RECORDS below:
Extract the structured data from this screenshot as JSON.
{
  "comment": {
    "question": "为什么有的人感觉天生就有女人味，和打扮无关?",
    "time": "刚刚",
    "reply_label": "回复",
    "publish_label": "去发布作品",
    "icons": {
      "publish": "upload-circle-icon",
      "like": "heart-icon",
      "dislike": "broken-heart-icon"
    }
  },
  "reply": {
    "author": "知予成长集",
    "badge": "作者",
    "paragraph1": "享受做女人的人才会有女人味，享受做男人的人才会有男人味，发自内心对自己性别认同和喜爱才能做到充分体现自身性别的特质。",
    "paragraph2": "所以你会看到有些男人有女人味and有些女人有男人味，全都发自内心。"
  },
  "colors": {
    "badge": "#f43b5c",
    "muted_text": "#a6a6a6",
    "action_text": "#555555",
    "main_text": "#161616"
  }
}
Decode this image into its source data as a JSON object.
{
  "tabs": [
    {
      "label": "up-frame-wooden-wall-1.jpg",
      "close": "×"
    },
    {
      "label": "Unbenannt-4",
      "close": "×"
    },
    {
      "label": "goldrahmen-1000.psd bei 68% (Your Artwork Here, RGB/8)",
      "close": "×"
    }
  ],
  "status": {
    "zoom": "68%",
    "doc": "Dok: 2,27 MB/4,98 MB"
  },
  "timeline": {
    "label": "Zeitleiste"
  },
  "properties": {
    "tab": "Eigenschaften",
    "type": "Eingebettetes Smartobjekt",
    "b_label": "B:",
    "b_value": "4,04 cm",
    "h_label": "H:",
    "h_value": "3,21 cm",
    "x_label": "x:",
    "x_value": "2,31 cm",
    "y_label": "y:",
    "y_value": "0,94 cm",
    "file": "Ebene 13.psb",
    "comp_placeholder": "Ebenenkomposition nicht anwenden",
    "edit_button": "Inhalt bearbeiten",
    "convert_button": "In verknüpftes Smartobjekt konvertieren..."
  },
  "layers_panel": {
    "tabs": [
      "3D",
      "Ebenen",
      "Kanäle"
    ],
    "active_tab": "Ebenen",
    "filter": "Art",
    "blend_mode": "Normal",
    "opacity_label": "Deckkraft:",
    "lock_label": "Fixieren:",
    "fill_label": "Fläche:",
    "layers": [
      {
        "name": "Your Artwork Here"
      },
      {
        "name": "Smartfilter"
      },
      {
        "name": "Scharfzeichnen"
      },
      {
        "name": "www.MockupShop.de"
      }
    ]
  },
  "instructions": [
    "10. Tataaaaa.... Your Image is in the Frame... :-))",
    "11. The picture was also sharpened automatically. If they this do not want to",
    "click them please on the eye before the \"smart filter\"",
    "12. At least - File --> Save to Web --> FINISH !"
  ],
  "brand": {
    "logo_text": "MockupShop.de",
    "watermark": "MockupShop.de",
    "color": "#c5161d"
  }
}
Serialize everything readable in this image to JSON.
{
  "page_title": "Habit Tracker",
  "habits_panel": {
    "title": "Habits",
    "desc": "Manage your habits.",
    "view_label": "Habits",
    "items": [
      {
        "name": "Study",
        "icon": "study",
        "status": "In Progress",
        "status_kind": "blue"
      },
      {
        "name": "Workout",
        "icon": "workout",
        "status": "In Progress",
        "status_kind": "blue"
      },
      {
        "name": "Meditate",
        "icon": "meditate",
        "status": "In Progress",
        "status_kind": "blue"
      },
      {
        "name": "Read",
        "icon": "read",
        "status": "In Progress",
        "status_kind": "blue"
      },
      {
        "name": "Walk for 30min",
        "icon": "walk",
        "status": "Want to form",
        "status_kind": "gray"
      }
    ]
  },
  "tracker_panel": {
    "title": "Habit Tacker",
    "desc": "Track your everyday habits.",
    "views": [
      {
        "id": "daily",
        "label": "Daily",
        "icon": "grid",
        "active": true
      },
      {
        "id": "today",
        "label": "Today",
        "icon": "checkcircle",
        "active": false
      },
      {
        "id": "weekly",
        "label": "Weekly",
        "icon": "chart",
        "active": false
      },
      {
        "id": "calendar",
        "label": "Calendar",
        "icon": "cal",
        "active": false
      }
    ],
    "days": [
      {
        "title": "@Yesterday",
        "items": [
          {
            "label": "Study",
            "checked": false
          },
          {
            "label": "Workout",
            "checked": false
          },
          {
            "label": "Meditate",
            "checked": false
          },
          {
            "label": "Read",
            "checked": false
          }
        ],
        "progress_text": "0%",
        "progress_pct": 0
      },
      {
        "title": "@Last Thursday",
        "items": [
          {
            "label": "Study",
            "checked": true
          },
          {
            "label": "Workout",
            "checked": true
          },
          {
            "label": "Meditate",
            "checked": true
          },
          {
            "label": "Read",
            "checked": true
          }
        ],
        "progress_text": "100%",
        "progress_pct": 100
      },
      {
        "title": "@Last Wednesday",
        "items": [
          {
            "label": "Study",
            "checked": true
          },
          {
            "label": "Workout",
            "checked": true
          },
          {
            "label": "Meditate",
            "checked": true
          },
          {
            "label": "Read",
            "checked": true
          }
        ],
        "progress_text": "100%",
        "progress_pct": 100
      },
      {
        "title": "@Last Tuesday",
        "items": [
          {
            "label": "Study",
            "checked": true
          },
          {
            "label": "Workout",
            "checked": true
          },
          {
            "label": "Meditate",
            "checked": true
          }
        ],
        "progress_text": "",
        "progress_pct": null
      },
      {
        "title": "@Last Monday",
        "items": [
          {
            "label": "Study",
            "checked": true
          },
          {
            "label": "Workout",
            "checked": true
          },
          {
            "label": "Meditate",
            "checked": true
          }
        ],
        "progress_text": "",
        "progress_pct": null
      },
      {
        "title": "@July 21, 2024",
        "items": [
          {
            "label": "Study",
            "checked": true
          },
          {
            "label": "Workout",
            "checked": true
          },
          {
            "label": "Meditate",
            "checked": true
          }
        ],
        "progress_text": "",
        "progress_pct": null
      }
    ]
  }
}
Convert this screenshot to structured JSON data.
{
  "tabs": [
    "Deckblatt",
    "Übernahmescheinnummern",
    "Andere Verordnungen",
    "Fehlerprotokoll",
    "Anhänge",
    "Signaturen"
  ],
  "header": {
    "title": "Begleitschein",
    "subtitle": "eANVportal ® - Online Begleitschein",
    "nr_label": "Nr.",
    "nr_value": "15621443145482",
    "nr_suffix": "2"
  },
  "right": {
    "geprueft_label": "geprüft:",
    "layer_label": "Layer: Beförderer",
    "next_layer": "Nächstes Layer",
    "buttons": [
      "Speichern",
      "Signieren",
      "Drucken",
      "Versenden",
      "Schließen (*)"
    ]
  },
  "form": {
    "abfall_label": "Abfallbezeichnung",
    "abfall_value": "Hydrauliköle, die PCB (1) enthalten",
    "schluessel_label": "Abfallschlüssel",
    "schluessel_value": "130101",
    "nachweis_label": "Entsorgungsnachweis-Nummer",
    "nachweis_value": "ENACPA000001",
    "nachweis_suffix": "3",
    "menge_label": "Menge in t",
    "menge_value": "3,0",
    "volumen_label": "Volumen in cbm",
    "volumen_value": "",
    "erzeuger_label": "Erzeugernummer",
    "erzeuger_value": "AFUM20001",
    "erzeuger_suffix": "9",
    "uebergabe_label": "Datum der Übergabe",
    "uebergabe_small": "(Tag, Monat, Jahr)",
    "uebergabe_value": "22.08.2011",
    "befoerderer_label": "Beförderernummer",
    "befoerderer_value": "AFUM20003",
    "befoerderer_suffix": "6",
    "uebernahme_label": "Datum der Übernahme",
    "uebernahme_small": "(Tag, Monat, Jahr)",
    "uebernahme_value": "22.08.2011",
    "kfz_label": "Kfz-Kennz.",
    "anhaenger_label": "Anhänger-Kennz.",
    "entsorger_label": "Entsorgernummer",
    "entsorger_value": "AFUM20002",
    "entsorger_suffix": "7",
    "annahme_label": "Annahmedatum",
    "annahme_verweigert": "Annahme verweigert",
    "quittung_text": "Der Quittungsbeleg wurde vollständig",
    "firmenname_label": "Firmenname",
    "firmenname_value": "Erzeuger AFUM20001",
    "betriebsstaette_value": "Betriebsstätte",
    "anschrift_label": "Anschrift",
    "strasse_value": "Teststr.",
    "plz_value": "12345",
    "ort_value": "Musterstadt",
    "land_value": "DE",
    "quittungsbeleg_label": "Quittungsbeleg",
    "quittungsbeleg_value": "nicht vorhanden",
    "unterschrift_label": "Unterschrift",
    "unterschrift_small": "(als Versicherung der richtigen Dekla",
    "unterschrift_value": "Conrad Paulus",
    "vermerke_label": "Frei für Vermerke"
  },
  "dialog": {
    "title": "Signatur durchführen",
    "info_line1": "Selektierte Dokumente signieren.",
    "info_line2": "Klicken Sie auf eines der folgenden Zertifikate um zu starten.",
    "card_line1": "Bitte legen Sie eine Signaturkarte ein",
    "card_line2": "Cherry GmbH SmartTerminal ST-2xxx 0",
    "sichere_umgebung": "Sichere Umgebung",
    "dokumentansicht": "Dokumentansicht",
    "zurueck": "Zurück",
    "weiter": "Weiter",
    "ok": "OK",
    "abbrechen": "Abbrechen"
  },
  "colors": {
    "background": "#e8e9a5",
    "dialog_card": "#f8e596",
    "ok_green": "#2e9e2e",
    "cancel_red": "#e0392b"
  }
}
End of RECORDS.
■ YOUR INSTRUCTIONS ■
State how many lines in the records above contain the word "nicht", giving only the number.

■ RESPONSE ■
2